### What you have to do
Of the lines below, copy those that hold the word "Management".
--- Data for this task Enclosed Below ---
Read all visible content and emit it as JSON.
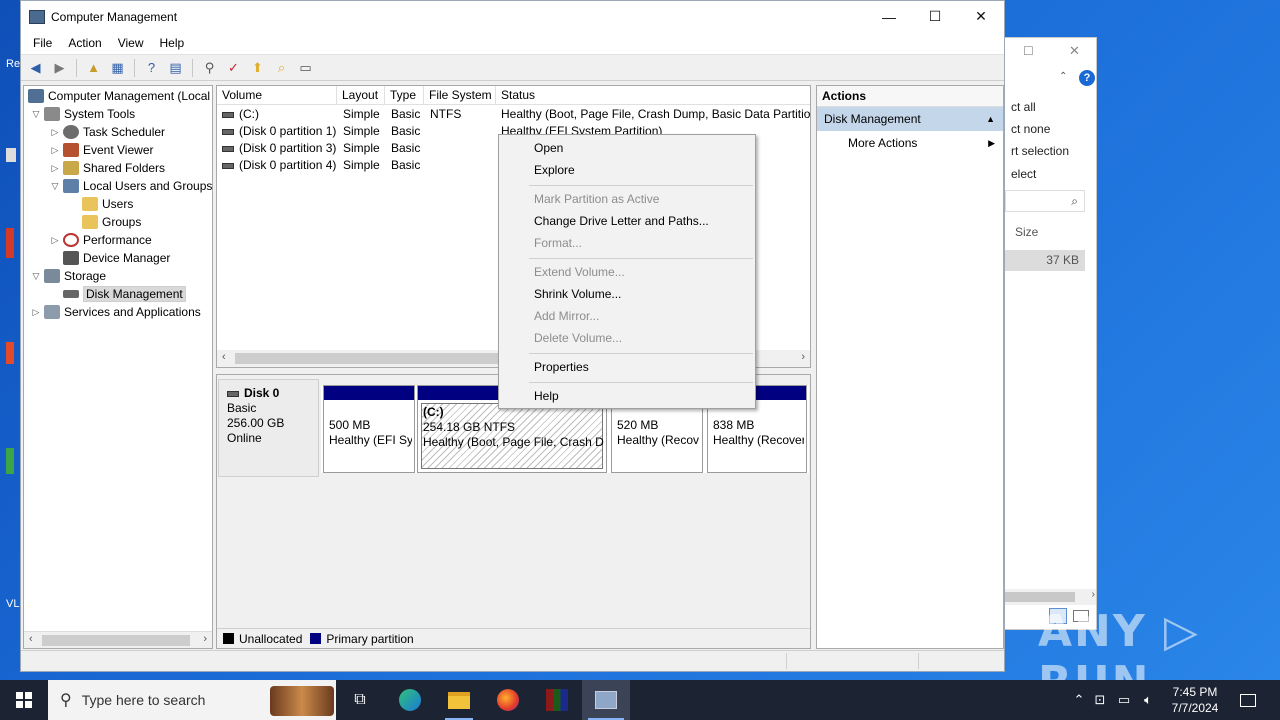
{
  "window": {
    "title": "Computer Management",
    "minimize": "—",
    "maximize": "☐",
    "close": "✕"
  },
  "menu": [
    "File",
    "Action",
    "View",
    "Help"
  ],
  "tree": {
    "root": "Computer Management (Local",
    "system_tools": "System Tools",
    "task_scheduler": "Task Scheduler",
    "event_viewer": "Event Viewer",
    "shared_folders": "Shared Folders",
    "local_users": "Local Users and Groups",
    "users": "Users",
    "groups": "Groups",
    "performance": "Performance",
    "device_manager": "Device Manager",
    "storage": "Storage",
    "disk_management": "Disk Management",
    "services": "Services and Applications"
  },
  "list": {
    "headers": [
      "Volume",
      "Layout",
      "Type",
      "File System",
      "Status"
    ],
    "rows": [
      [
        "(C:)",
        "Simple",
        "Basic",
        "NTFS",
        "Healthy (Boot, Page File, Crash Dump, Basic Data Partition)"
      ],
      [
        "(Disk 0 partition 1)",
        "Simple",
        "Basic",
        "",
        "Healthy (EFI System Partition)"
      ],
      [
        "(Disk 0 partition 3)",
        "Simple",
        "Basic",
        "",
        ""
      ],
      [
        "(Disk 0 partition 4)",
        "Simple",
        "Basic",
        "",
        ""
      ]
    ]
  },
  "disk": {
    "name": "Disk 0",
    "type": "Basic",
    "size": "256.00 GB",
    "status": "Online",
    "partitions": [
      {
        "size": "500 MB",
        "status": "Healthy (EFI Sy"
      },
      {
        "label": "(C:)",
        "size": "254.18 GB NTFS",
        "status": "Healthy (Boot, Page File, Crash Du"
      },
      {
        "size": "520 MB",
        "status": "Healthy (Recov"
      },
      {
        "size": "838 MB",
        "status": "Healthy (Recover"
      }
    ]
  },
  "legend": {
    "unallocated": "Unallocated",
    "primary": "Primary partition",
    "unallocated_color": "#000000",
    "primary_color": "#000080"
  },
  "actions": {
    "header": "Actions",
    "section": "Disk Management",
    "more": "More Actions"
  },
  "context_menu": {
    "open": "Open",
    "explore": "Explore",
    "mark_active": "Mark Partition as Active",
    "change_letter": "Change Drive Letter and Paths...",
    "format": "Format...",
    "extend": "Extend Volume...",
    "shrink": "Shrink Volume...",
    "add_mirror": "Add Mirror...",
    "delete": "Delete Volume...",
    "properties": "Properties",
    "help": "Help"
  },
  "bg_window": {
    "select_all": "ct all",
    "select_none": "ct none",
    "invert": "rt selection",
    "select": "elect",
    "size_header": "Size",
    "size_value": "37 KB"
  },
  "taskbar": {
    "search_placeholder": "Type here to search",
    "time": "7:45 PM",
    "date": "7/7/2024"
  },
  "watermark": "ANY ▷ RUN"
}
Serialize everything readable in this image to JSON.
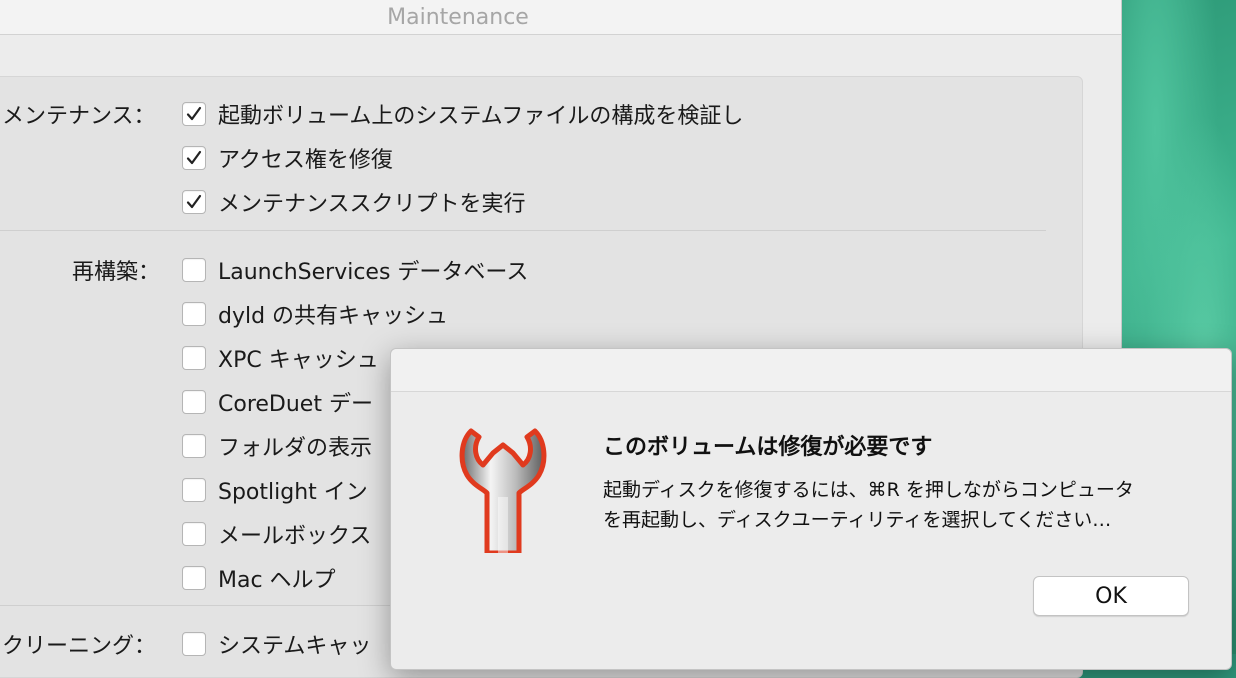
{
  "window": {
    "title": "Maintenance"
  },
  "maintenance": {
    "label": "メンテナンス：",
    "items": [
      {
        "label": "起動ボリューム上のシステムファイルの構成を検証し",
        "checked": true
      },
      {
        "label": "アクセス権を修復",
        "checked": true
      },
      {
        "label": "メンテナンススクリプトを実行",
        "checked": true
      }
    ]
  },
  "rebuild": {
    "label": "再構築：",
    "items": [
      {
        "label": "LaunchServices データベース",
        "checked": false
      },
      {
        "label": "dyld の共有キャッシュ",
        "checked": false
      },
      {
        "label": "XPC キャッシュ",
        "checked": false
      },
      {
        "label": "CoreDuet デー",
        "checked": false
      },
      {
        "label": "フォルダの表示",
        "checked": false
      },
      {
        "label": "Spotlight イン",
        "checked": false
      },
      {
        "label": "メールボックス",
        "checked": false
      },
      {
        "label": "Mac ヘルプ",
        "checked": false
      }
    ]
  },
  "cleaning": {
    "label": "クリーニング：",
    "items": [
      {
        "label": "システムキャッ",
        "checked": false
      }
    ]
  },
  "alert": {
    "title": "このボリュームは修復が必要です",
    "message_line1": "起動ディスクを修復するには、⌘R を押しながらコンピュータ",
    "message_line2": "を再起動し、ディスクユーティリティを選択してください…",
    "ok_label": "OK",
    "icon": "wrench-icon"
  },
  "colors": {
    "wallpaper": "#2f9a7e",
    "window_bg": "#ececec",
    "wrench_red": "#e03a1e"
  }
}
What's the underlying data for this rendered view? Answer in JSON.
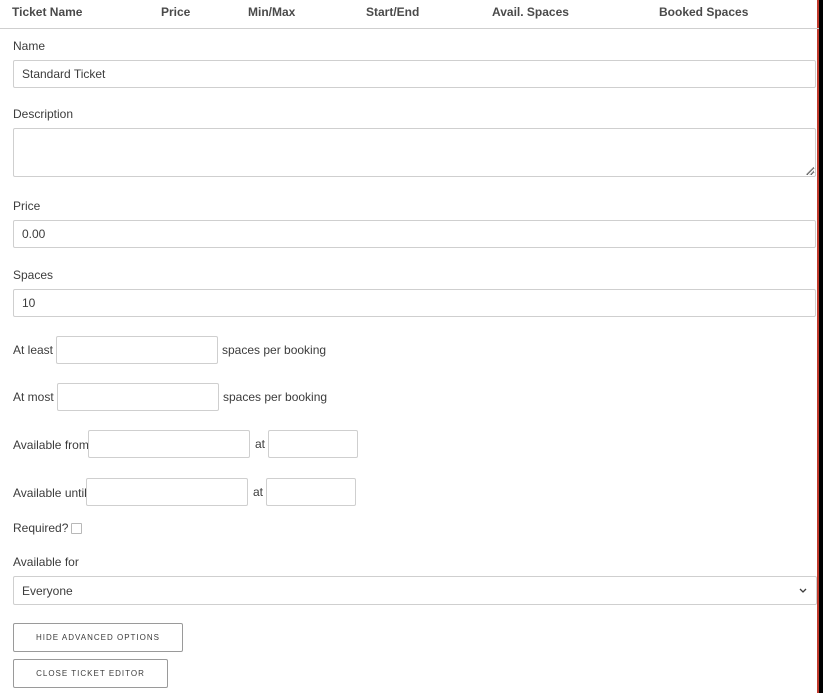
{
  "table_header": {
    "ticket_name": "Ticket Name",
    "price": "Price",
    "min_max": "Min/Max",
    "start_end": "Start/End",
    "avail_spaces": "Avail. Spaces",
    "booked_spaces": "Booked Spaces"
  },
  "form": {
    "name_label": "Name",
    "name_value": "Standard Ticket",
    "description_label": "Description",
    "description_value": "",
    "price_label": "Price",
    "price_value": "0.00",
    "spaces_label": "Spaces",
    "spaces_value": "10",
    "at_least_label": "At least",
    "at_least_value": "",
    "at_least_suffix": "spaces per booking",
    "at_most_label": "At most",
    "at_most_value": "",
    "at_most_suffix": "spaces per booking",
    "available_from_label": "Available from",
    "available_from_date": "",
    "available_from_at": "at",
    "available_from_time": "",
    "available_until_label": "Available until",
    "available_until_date": "",
    "available_until_at": "at",
    "available_until_time": "",
    "required_label": "Required?",
    "required_checked": false,
    "available_for_label": "Available for",
    "available_for_value": "Everyone"
  },
  "buttons": {
    "hide_advanced": "Hide Advanced Options",
    "close_editor": "Close Ticket Editor"
  },
  "colors": {
    "accent_border": "#c0392b",
    "field_border": "#cfcfcf"
  }
}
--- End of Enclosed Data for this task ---
### Expected answer
    "title": "Computer Management",
    "root": "Computer Management (Local",
    "disk_management": "Disk Management",
    "section": "Disk Management",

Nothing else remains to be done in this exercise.